After a couple of days in Chiclayo I took a bus a few hours south to a city called Trujillo. This could not have been more different to Chiclayo. The city is beautiful with brighly coloured and well maintained old colonial buildings and churches. As soon as I arrived I saw other tourists and realised I was back into the different side of Peru. Trujillo is also surrounded by a number of different archaeological sites which I also visited. My assessment of these is that most of them look like incredibly large, and very intricately decorated, sandcastles.  I certainly don’t mean this in a diminutive way, I have spent time building sandcastles so I can imagine the work that went into ones that have lasted hundreds of years.


I found people in Trujillo to be incredibly welcoming and friendly. I went on a tour of one of the sites and one family as soon as they realised I was on my own basically adopted me, to the point of the Mum insisting she pay for my entrance ticket! The other great breakthrough I have had is realising that Peru is a place to have deserts. Everything is covered in condensed milk and lemon meringue pie is very big here. Luckily I won’t be hitting the beach any time soon so I’m happily indulging! However, my absolute highlight so far was walking along the street today to be met on the pavement by 2 grown men ‘herding’ a number of ducks and ducklings along the street. I have no idea why, however I did have the foresight to get a photo.

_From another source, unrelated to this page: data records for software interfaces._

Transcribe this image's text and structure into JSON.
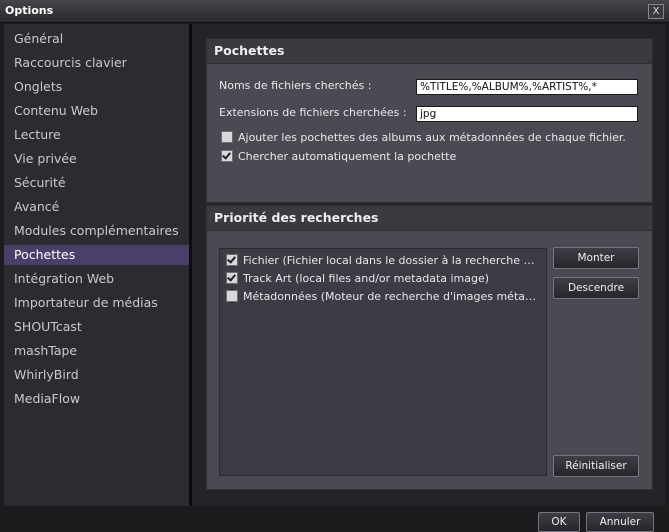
{
  "window": {
    "title": "Options",
    "close_label": "X"
  },
  "sidebar": {
    "items": [
      {
        "label": "Général"
      },
      {
        "label": "Raccourcis clavier"
      },
      {
        "label": "Onglets"
      },
      {
        "label": "Contenu Web"
      },
      {
        "label": "Lecture"
      },
      {
        "label": "Vie privée"
      },
      {
        "label": "Sécurité"
      },
      {
        "label": "Avancé"
      },
      {
        "label": "Modules complémentaires"
      },
      {
        "label": "Pochettes"
      },
      {
        "label": "Intégration Web"
      },
      {
        "label": "Importateur de médias"
      },
      {
        "label": "SHOUTcast"
      },
      {
        "label": "mashTape"
      },
      {
        "label": "WhirlyBird"
      },
      {
        "label": "MediaFlow"
      }
    ],
    "selected": "Pochettes"
  },
  "pochettes": {
    "title": "Pochettes",
    "filenames_label": "Noms de fichiers cherchés :",
    "filenames_value": "%TITLE%,%ALBUM%,%ARTIST%,*",
    "extensions_label": "Extensions de fichiers cherchées :",
    "extensions_value": "jpg",
    "add_to_metadata": {
      "label": "Ajouter les pochettes des albums aux métadonnées de chaque fichier.",
      "checked": false
    },
    "auto_search": {
      "label": "Chercher automatiquement la pochette",
      "checked": true
    }
  },
  "priority": {
    "title": "Priorité des recherches",
    "items": [
      {
        "label": "Fichier (Fichier local dans le dossier à la recherche d'...",
        "checked": true
      },
      {
        "label": "Track Art (local files and/or metadata image)",
        "checked": true
      },
      {
        "label": "Métadonnées (Moteur de recherche d'images métad...",
        "checked": false
      }
    ],
    "move_up_label": "Monter",
    "move_down_label": "Descendre",
    "reset_label": "Réinitialiser"
  },
  "footer": {
    "ok_label": "OK",
    "cancel_label": "Annuler"
  },
  "colors": {
    "accent": "#4a3f6b",
    "panel": "#4a4a52",
    "background": "#1c1c1f"
  }
}
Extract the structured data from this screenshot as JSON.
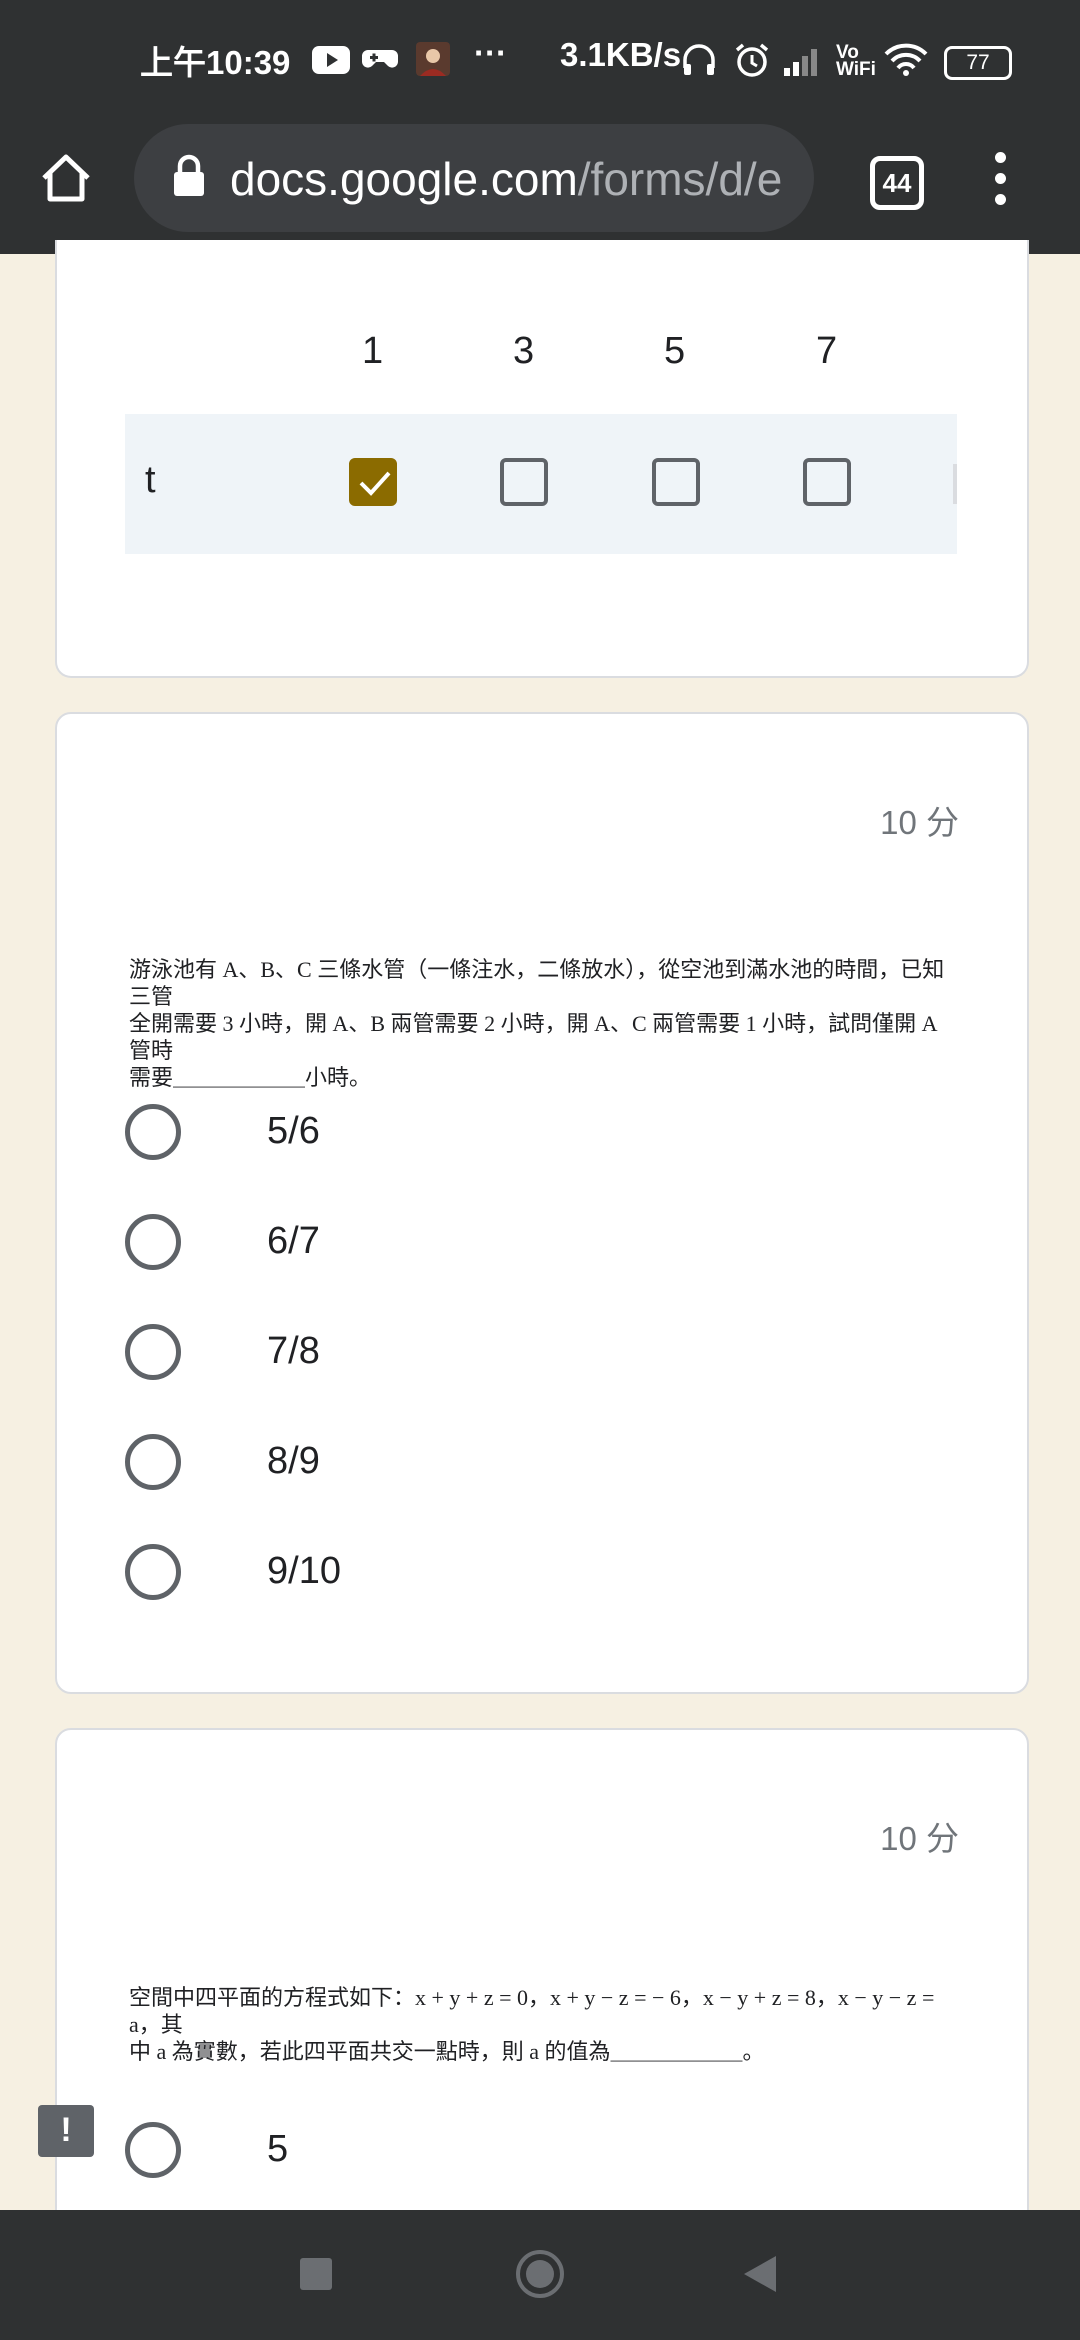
{
  "status_bar": {
    "time": "上午10:39",
    "more": "···",
    "net_speed": "3.1KB/s",
    "vowifi": "Vo WiFi",
    "battery": "77"
  },
  "browser": {
    "url_host": "docs.google.com",
    "url_path": "/forms/d/e",
    "tab_count": "44"
  },
  "grid_question": {
    "columns": [
      "1",
      "3",
      "5",
      "7"
    ],
    "row_label": "t",
    "checked_column": "1"
  },
  "question2": {
    "points": "10 分",
    "text_line1": "游泳池有 A、B、C 三條水管（一條注水，二條放水），從空池到滿水池的時間，已知三管",
    "text_line2": "全開需要 3 小時，開 A、B 兩管需要 2 小時，開 A、C 兩管需要 1 小時，試問僅開 A 管時",
    "text_line3": "需要＿＿＿＿＿＿小時。",
    "options": [
      "5/6",
      "6/7",
      "7/8",
      "8/9",
      "9/10"
    ]
  },
  "question3": {
    "points": "10 分",
    "text_line1": "空間中四平面的方程式如下：x + y + z = 0，x + y − z = − 6，x − y + z = 8，x − y − z = a，其",
    "text_line2": "中 a 為實數，若此四平面共交一點時，則 a 的值為＿＿＿＿＿＿。",
    "options": [
      "5"
    ]
  },
  "feedback": {
    "label": "!"
  }
}
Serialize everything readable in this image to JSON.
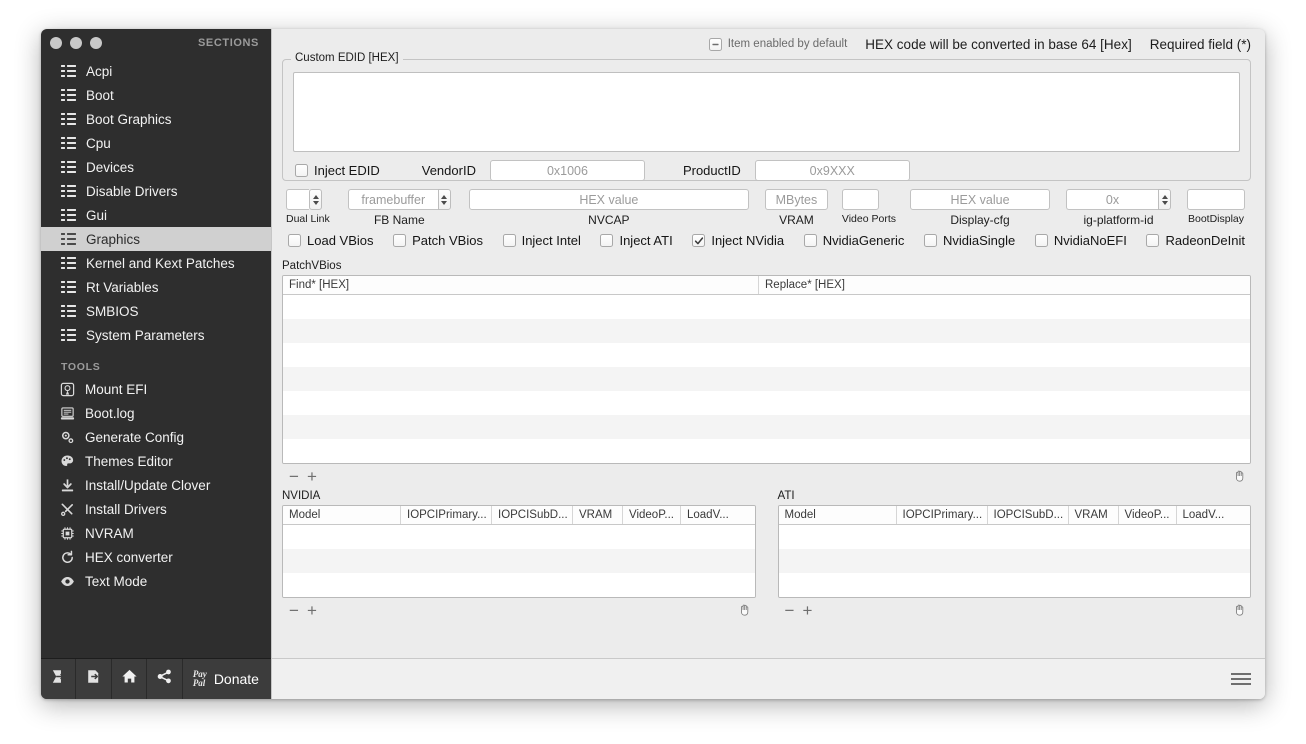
{
  "window": {
    "sections_label": "SECTIONS",
    "traffic_lights": [
      "close",
      "minimize",
      "zoom"
    ]
  },
  "sidebar": {
    "sections": [
      {
        "label": "Acpi",
        "icon": "list-icon",
        "selected": false
      },
      {
        "label": "Boot",
        "icon": "list-icon",
        "selected": false
      },
      {
        "label": "Boot Graphics",
        "icon": "list-icon",
        "selected": false
      },
      {
        "label": "Cpu",
        "icon": "list-icon",
        "selected": false
      },
      {
        "label": "Devices",
        "icon": "list-icon",
        "selected": false
      },
      {
        "label": "Disable Drivers",
        "icon": "list-icon",
        "selected": false
      },
      {
        "label": "Gui",
        "icon": "list-icon",
        "selected": false
      },
      {
        "label": "Graphics",
        "icon": "list-icon",
        "selected": true
      },
      {
        "label": "Kernel and Kext Patches",
        "icon": "list-icon",
        "selected": false
      },
      {
        "label": "Rt Variables",
        "icon": "list-icon",
        "selected": false
      },
      {
        "label": "SMBIOS",
        "icon": "list-icon",
        "selected": false
      },
      {
        "label": "System Parameters",
        "icon": "list-icon",
        "selected": false
      }
    ],
    "tools_label": "TOOLS",
    "tools": [
      {
        "label": "Mount EFI",
        "icon": "disk-icon"
      },
      {
        "label": "Boot.log",
        "icon": "log-icon"
      },
      {
        "label": "Generate Config",
        "icon": "gears-icon"
      },
      {
        "label": "Themes Editor",
        "icon": "palette-icon"
      },
      {
        "label": "Install/Update Clover",
        "icon": "download-icon"
      },
      {
        "label": "Install Drivers",
        "icon": "tools-icon"
      },
      {
        "label": "NVRAM",
        "icon": "chip-icon"
      },
      {
        "label": "HEX converter",
        "icon": "refresh-icon"
      },
      {
        "label": "Text Mode",
        "icon": "eye-icon"
      }
    ],
    "bottom_toolbar": {
      "buttons": [
        {
          "name": "import-icon"
        },
        {
          "name": "export-icon"
        },
        {
          "name": "home-icon"
        },
        {
          "name": "share-icon"
        }
      ],
      "paypal_line1": "Pay",
      "paypal_line2": "Pal",
      "donate_label": "Donate"
    }
  },
  "legend": {
    "enabled_by_default": "Item enabled by default",
    "hex_note": "HEX code will be converted in base 64 [Hex]",
    "required_note": "Required field (*)"
  },
  "edid": {
    "group_title": "Custom EDID [HEX]",
    "textarea_value": "",
    "inject_edid_label": "Inject EDID",
    "inject_edid_checked": false,
    "vendor_id_label": "VendorID",
    "vendor_id_placeholder": "0x1006",
    "vendor_id_value": "",
    "product_id_label": "ProductID",
    "product_id_placeholder": "0x9XXX",
    "product_id_value": ""
  },
  "graphics_fields": [
    {
      "name": "dual-link",
      "label": "Dual Link",
      "placeholder": "",
      "value": "",
      "control": "stepper-only"
    },
    {
      "name": "fb-name",
      "label": "FB Name",
      "placeholder": "framebuffer",
      "value": "",
      "control": "combo"
    },
    {
      "name": "nvcap",
      "label": "NVCAP",
      "placeholder": "HEX value",
      "value": "",
      "control": "field"
    },
    {
      "name": "vram",
      "label": "VRAM",
      "placeholder": "MBytes",
      "value": "",
      "control": "field"
    },
    {
      "name": "video-ports",
      "label": "Video Ports",
      "placeholder": "",
      "value": "",
      "control": "field"
    },
    {
      "name": "display-cfg",
      "label": "Display-cfg",
      "placeholder": "HEX value",
      "value": "",
      "control": "field"
    },
    {
      "name": "ig-platform-id",
      "label": "ig-platform-id",
      "placeholder": "0x",
      "value": "",
      "control": "combo"
    },
    {
      "name": "boot-display",
      "label": "BootDisplay",
      "placeholder": "",
      "value": "",
      "control": "field"
    }
  ],
  "checkboxes": [
    {
      "label": "Load VBios",
      "checked": false
    },
    {
      "label": "Patch VBios",
      "checked": false
    },
    {
      "label": "Inject Intel",
      "checked": false
    },
    {
      "label": "Inject ATI",
      "checked": false
    },
    {
      "label": "Inject NVidia",
      "checked": true
    },
    {
      "label": "NvidiaGeneric",
      "checked": false
    },
    {
      "label": "NvidiaSingle",
      "checked": false
    },
    {
      "label": "NvidiaNoEFI",
      "checked": false
    },
    {
      "label": "RadeonDeInit",
      "checked": false
    }
  ],
  "patch_vbios": {
    "group_title": "PatchVBios",
    "columns": [
      "Find* [HEX]",
      "Replace* [HEX]"
    ],
    "rows": [],
    "row_count": 7,
    "remove_label": "−",
    "add_label": "+",
    "grabber_icon": "hand-icon"
  },
  "nvidia_table": {
    "caption": "NVIDIA",
    "columns": [
      "Model",
      "IOPCIPrimary...",
      "IOPCISubD...",
      "VRAM",
      "VideoP...",
      "LoadV..."
    ],
    "rows": [],
    "row_count": 3,
    "remove_label": "−",
    "add_label": "+",
    "grabber_icon": "hand-icon"
  },
  "ati_table": {
    "caption": "ATI",
    "columns": [
      "Model",
      "IOPCIPrimary...",
      "IOPCISubD...",
      "VRAM",
      "VideoP...",
      "LoadV..."
    ],
    "rows": [],
    "row_count": 3,
    "remove_label": "−",
    "add_label": "+",
    "grabber_icon": "hand-icon"
  },
  "footer": {
    "menu_icon": "hamburger-icon"
  },
  "colors": {
    "sidebar_bg": "#2e2e2e",
    "selected_bg": "#d0d0d0",
    "panel_bg": "#ececec",
    "field_bg": "#ffffff",
    "text": "#151515"
  }
}
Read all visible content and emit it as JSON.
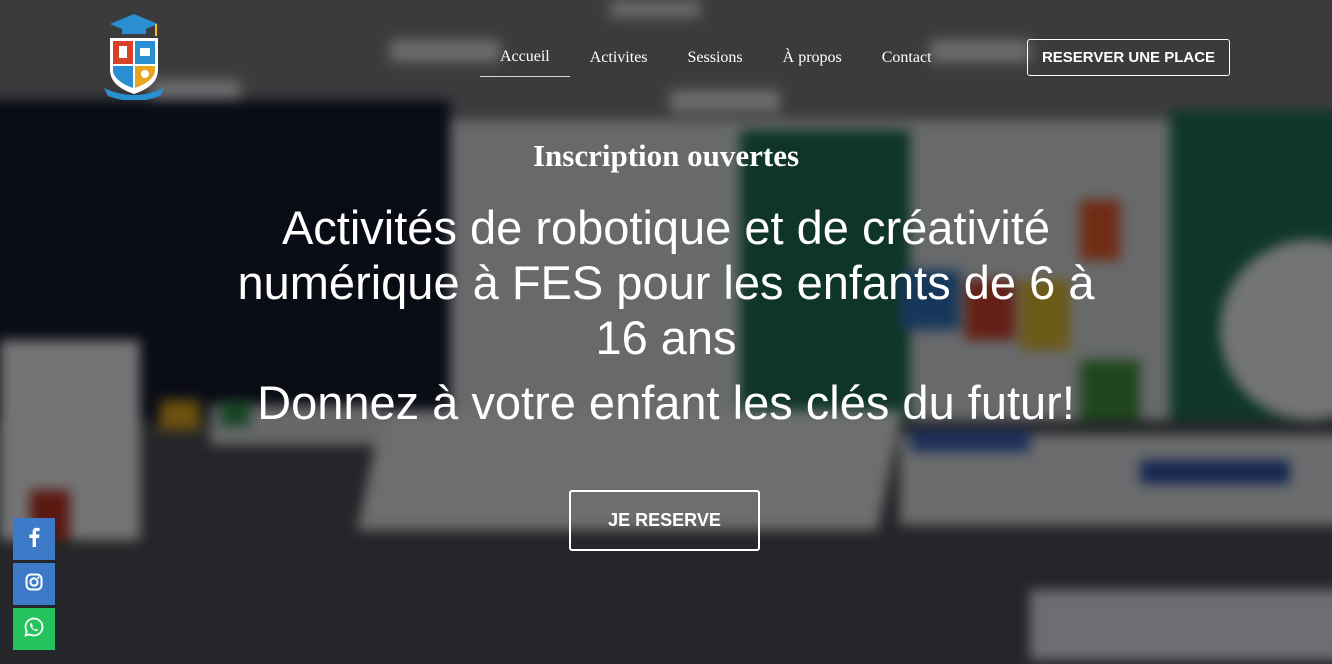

Onto country number 3, Peru. My arrival into Peru wasn’t quite as I had hoped,  but the sunshine here has more than made up for it now. I arrived here on a bus from Ecuador which was due to arrive at 7am. The bus arrived here at 4am. I was the only person getting off and was soon stood in the dark on a street in a town I didn’t know, in a country I didn’t know with no local currency. Not an ideal situation. As it turned out the worst thing that happened was being heavily over charged from a taxi driver to my hostel, which luckily had lovely hammocks I could nap in until morning!

IMG_0927 I stayed in a bamboo hut, which surrounded a swimming pool and garden with hammocks, with the sea about 20m away. As near to perfect as it gets! I had originally planned on staying in Mancora for 3 days before heading further into Peru. However, this quickly changed to 5 days as the beach and glorious sunshine kept me there.

I spent a lot of time sunbathing, i had hoped to have a surf lesson or 2 but this was not to be as the sea resembled a mill pond for the whole time i was there. The other amazing thing about Mancora is the sea food. I had fish everyday, in fact for most meals. It was fresh and delicious and incredibly cheap! I met some lovely people in Mancora, not especially difficult since the place is overrun by travellers, in particular a lovely Austrian girl called Eva.


Following my time in Mancora i took a bus south to a city called Chiclayo. A day bus this time. The drive to Chiclayo was really interesting. We drove through the Sechura desert, which is an incredibly barren place except for oockets of intense farming in particular paddy fields. This looks bizarre against the back drop of the desert!


The other entertainment for the bus journey was my realisation that Peruvian men are very different to Ecuadorian men. Since i have blonde hair and blue eyes i had expected unwanted attention in South America. In Columbia and Ecuador I got a fair bit of attention but nothing significant. In Peru it is very different. I have taken to wearing sunglasses even when its not sunny so that i dont have men harassing me about my eye colour! The other issue is the hissing. Peruvian men seem to think this is an acceptable way to show a girl they think she is pretty. I do not. However, it does seem that hissing and unwanted comments are as far as things go. My response of Ignoring said men seems to be sufficient in deterring them, thank god as my spanish is not up to giving quick put downs just yet!